This weekend is the Canadian Grand Prix, one of the most popular and unpredictable races on the F1 calendar.
The key stat about Montreal is that it’s the least important pole position of the season. This means that, more often than not, things do not got according to plan in Montreal. Since 2000 the pole sitter has enjoyed a conversion rate to race victory of just 35%. And add in the fact that this year there are three tyre compounds to choose from and the softest one is not capable of giving you a one-stop strategy and you have what looks to be an entertaining weekend ahead.
Because of the nature of the track, high-speed and lined with walls, there is a 60% chance of a Safety Car and with very fast pit stops here of 18 secs due to a short pit lane, this is one of the races where strategy has the highest importance.
Overtaking is easy because of the long straights and tight bends, so teams have to plan their fastest strategy from lights to flag, using the tyre compounds available, but also to be flexible in case a Safety Car is deployed.
We have seen a lot of Virtual Safety car use this season already and we can expect to see more of that this weekend. There are some situations, such as two car collisions at the first chicane, where a full Safety car is required, however. We also had a high speed accident at the end of the 2014 race with Massa and Perez, which meant that the race finished under a Safety Car, with Daniel Ricciardo winning the race for Red Bull. In 11 of the last 18 Canadian Grands Prix we have seen a Safety Car.
A pit stop under a Safety Car in Montreal costs around 10 seconds of net race time, compared to around 18 seconds at racing speeds, so if the timing is right and you are in your pit window, it’s very tempting and we will probably see quite a few switches of strategy if it’s a race of incident.
This could be a race where we see a wide variety of different strategies, like China were 13 finishers used all three Pirelli tyre compounds.
The Ultra soft will be the qualifying tyre, but there’s probably an argument for trying to do what Ricciardo did in Monaco and try to get through Q2 on a set of super softs to start the race on. The performance of the ultra and supersoft in race conditions was not that significant in Monaco, while the soft performed very well in comparison.
Canada is quite a low degradation track, but it still stresses a tyre more than Monaco. We saw the Ultra softs do around 150km in the race in Monaco, which equates to 37 laps of Montreal, but I think the limit will be much lower than that due to the nature of the track.
The race is 70 laps and last year the supersoft maxed out at 33 laps and the Soft at 53 laps.
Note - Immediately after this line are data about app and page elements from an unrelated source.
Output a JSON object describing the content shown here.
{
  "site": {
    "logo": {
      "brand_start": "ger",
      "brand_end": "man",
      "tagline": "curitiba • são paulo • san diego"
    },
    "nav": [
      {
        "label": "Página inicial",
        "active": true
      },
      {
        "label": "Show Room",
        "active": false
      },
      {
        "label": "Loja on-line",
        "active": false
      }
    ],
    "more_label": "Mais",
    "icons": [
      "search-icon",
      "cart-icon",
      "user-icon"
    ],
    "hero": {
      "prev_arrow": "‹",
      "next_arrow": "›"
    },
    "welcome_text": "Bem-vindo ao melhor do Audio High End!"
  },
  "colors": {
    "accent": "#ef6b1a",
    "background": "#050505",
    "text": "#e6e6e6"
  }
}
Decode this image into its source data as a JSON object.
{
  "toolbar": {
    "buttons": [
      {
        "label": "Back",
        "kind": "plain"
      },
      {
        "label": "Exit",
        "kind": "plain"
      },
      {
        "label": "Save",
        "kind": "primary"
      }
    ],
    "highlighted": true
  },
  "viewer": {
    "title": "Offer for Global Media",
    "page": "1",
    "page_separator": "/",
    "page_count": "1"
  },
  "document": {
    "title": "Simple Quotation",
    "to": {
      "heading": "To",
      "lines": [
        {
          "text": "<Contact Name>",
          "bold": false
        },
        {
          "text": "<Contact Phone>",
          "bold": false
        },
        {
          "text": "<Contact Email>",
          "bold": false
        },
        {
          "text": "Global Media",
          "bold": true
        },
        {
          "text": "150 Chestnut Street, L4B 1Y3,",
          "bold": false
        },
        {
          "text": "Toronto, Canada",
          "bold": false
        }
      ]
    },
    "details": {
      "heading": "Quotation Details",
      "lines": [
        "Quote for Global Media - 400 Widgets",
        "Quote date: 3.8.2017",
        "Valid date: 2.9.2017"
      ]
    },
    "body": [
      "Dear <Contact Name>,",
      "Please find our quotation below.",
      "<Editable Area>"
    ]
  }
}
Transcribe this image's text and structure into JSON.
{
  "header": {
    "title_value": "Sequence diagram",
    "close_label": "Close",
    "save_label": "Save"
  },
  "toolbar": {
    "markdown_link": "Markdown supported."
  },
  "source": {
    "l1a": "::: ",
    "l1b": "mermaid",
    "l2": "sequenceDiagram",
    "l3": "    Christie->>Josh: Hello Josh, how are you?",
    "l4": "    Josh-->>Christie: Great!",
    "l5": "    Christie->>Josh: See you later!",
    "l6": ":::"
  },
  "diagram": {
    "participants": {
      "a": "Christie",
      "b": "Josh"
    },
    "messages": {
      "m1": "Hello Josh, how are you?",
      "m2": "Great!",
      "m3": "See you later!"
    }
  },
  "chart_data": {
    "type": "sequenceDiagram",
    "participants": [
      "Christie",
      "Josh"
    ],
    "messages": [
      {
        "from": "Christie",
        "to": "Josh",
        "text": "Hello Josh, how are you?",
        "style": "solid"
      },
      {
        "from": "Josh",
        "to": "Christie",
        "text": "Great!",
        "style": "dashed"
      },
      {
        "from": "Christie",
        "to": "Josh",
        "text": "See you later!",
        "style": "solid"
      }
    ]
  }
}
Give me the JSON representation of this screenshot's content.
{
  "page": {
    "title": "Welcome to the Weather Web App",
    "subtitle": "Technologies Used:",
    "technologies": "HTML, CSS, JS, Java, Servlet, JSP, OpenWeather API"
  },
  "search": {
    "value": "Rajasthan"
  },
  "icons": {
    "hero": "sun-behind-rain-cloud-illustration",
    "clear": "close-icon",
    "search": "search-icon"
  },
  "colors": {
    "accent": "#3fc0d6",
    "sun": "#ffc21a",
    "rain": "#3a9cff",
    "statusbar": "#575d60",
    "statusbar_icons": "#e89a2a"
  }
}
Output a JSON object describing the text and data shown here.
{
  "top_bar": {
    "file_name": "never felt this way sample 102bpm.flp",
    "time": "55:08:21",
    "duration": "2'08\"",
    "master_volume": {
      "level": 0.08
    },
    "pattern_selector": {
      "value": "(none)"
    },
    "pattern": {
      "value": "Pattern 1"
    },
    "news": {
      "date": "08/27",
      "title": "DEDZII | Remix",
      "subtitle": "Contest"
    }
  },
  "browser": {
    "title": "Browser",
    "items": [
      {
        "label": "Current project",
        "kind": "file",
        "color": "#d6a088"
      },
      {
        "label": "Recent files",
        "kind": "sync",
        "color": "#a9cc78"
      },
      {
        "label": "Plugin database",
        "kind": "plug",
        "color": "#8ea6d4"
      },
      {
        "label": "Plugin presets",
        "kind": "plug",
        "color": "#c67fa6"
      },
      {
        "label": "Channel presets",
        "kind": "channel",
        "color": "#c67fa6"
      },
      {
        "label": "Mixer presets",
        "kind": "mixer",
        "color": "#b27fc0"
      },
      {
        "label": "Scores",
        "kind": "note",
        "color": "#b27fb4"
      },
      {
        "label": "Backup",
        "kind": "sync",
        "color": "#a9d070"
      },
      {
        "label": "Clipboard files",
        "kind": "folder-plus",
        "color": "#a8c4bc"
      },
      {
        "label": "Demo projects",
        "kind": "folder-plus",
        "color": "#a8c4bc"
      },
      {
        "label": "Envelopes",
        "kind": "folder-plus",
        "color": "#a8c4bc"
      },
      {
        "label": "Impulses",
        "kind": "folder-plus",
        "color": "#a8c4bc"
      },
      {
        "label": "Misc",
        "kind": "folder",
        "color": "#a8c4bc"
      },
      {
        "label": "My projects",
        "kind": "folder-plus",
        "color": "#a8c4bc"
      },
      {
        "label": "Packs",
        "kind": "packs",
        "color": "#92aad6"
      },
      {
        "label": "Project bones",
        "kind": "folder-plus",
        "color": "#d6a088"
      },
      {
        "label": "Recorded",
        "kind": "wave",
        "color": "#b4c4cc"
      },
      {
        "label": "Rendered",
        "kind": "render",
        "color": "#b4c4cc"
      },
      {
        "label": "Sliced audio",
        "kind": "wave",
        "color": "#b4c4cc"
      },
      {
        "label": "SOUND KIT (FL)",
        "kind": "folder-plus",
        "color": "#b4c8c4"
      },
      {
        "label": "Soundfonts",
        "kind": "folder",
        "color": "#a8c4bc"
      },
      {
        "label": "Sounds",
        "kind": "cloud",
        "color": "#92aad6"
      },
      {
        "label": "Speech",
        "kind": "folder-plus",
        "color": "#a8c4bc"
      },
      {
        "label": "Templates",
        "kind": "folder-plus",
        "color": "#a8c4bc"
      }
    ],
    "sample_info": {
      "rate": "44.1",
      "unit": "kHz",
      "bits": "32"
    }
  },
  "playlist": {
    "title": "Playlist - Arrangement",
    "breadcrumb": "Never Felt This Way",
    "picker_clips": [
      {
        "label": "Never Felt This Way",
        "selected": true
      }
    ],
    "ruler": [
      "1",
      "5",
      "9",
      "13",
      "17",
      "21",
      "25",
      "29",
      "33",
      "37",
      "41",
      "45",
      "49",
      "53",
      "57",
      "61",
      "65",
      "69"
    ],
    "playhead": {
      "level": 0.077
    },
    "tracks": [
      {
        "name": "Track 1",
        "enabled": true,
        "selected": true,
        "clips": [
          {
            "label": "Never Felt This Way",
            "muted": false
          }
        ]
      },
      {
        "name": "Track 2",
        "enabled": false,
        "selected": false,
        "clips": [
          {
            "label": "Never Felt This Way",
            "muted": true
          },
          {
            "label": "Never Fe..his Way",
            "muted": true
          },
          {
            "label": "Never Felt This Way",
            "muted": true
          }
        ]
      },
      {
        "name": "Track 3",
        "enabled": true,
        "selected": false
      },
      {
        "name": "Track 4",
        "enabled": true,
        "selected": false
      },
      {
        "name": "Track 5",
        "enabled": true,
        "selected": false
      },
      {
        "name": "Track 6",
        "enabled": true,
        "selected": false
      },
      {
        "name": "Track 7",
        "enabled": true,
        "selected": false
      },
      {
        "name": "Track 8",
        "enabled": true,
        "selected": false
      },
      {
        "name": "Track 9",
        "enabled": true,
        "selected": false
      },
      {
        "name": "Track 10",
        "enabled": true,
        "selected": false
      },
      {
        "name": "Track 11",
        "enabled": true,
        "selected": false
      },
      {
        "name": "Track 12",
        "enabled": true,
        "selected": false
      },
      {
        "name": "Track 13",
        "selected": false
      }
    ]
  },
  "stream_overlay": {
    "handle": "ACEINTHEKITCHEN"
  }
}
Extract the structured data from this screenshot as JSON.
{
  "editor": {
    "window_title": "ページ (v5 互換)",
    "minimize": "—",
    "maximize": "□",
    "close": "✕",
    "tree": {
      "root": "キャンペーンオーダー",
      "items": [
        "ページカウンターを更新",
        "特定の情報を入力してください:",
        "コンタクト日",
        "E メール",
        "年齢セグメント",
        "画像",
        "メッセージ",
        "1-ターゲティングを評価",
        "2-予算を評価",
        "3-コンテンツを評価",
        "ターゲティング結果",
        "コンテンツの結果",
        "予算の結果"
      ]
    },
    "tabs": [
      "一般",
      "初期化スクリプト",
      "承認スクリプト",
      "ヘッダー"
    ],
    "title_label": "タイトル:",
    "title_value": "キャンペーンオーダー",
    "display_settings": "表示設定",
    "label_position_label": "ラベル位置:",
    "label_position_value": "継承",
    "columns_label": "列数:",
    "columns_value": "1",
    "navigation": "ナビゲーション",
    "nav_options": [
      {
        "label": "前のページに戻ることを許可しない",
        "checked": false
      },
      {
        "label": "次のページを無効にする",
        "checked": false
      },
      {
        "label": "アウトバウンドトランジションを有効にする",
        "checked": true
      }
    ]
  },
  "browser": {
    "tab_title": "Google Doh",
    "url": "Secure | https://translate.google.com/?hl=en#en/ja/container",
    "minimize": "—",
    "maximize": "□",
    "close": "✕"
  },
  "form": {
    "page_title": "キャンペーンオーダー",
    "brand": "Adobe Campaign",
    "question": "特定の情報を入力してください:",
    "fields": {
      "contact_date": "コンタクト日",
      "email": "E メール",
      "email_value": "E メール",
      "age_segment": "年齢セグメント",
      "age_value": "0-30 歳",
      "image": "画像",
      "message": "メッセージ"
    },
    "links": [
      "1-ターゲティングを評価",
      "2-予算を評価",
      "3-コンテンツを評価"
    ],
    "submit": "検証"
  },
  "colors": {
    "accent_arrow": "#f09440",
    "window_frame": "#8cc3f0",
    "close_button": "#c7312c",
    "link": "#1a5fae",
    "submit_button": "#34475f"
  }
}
So for some runners with good tyre life, one stop might be possible in various guises. But equally, an aggressive strategy with two stops and softer compounds could also be competitive. Judging from the tyres that have been selected, with Renault and Haas F1 both deciding not to take any supersofts, the race is likely to be about the Ultra Softs and Softs for many runners.
But Montreal is a strange track and the temperature fluctuations in any given day are as big as any venue on the calendar. This can often catch people out. There is some rain forecast for Sunday, with Friday and Saturday likely to escape the rain, but the prevailing temperatures are low. This could lead some teams to have issues with tyre warm up, especially in qualifying and at the start of a race stint after a pit stop.
Last year the tyres were durable enough for most to do a one-stop. This year is likely to be more like 2014 where there was little to choose between one and two stops in race time although a two stop was clearly preferable if you could run in clear air at the front.
Canadian Grand Prix in numbers
Montreal is a race that tends to feature close finishes, according to F1 statistician Virtual Statman. In the last 13 runnings of the Canadian GP, eight of them have been won by a margin of less than three seconds.
Lewis Hamilton made another piece of history in Monaco as he moves closer to some all time great records. His win meant that he has now won at least one race in each of the last 10 consecutive seasons. Only Alain Prost and Michael Schumacher have achieved that. He has also now led 87 different Grands Prix, more than Ayrton Senna and second only to Michael Schumacher who led 142 races. Hamilton is closing in on Senna’s tally of 65 pole positions, he is now on 52.
Hamilton is the form man at Montreal with four wins there. He is also chasing a front row start there for the fifth season in a row. Red Bull and Mercedes are now tied on 58 pole positions each, so the battle on Saturday should be intense.
Although Montreal is a power circuit, there is a big emphasis on mechanical grip out of low speed corners, which is where the Red Bull excels. With the new Renault power unit having made a successful debut in Monaco, it should give the team a boost of around 0.4s a lap compared to the old unit. This won’t be enough to put the engine on a par with the Mercedes, but the combination of factors should put Red Bull into a position to challenge Mercedes there.
Ferrari has fallen back a little of late, with tyre management issues and a deficit on mechanical grip being a couple of areas of concern. However traditionally they bring a big update to Canada, so we will see how they perform this weekend. The last update in Russia, did not move them closer to Mercedes, which was demoralising. They cannot afford to have another update that is matched by Mercedes and which keeps them at arms length.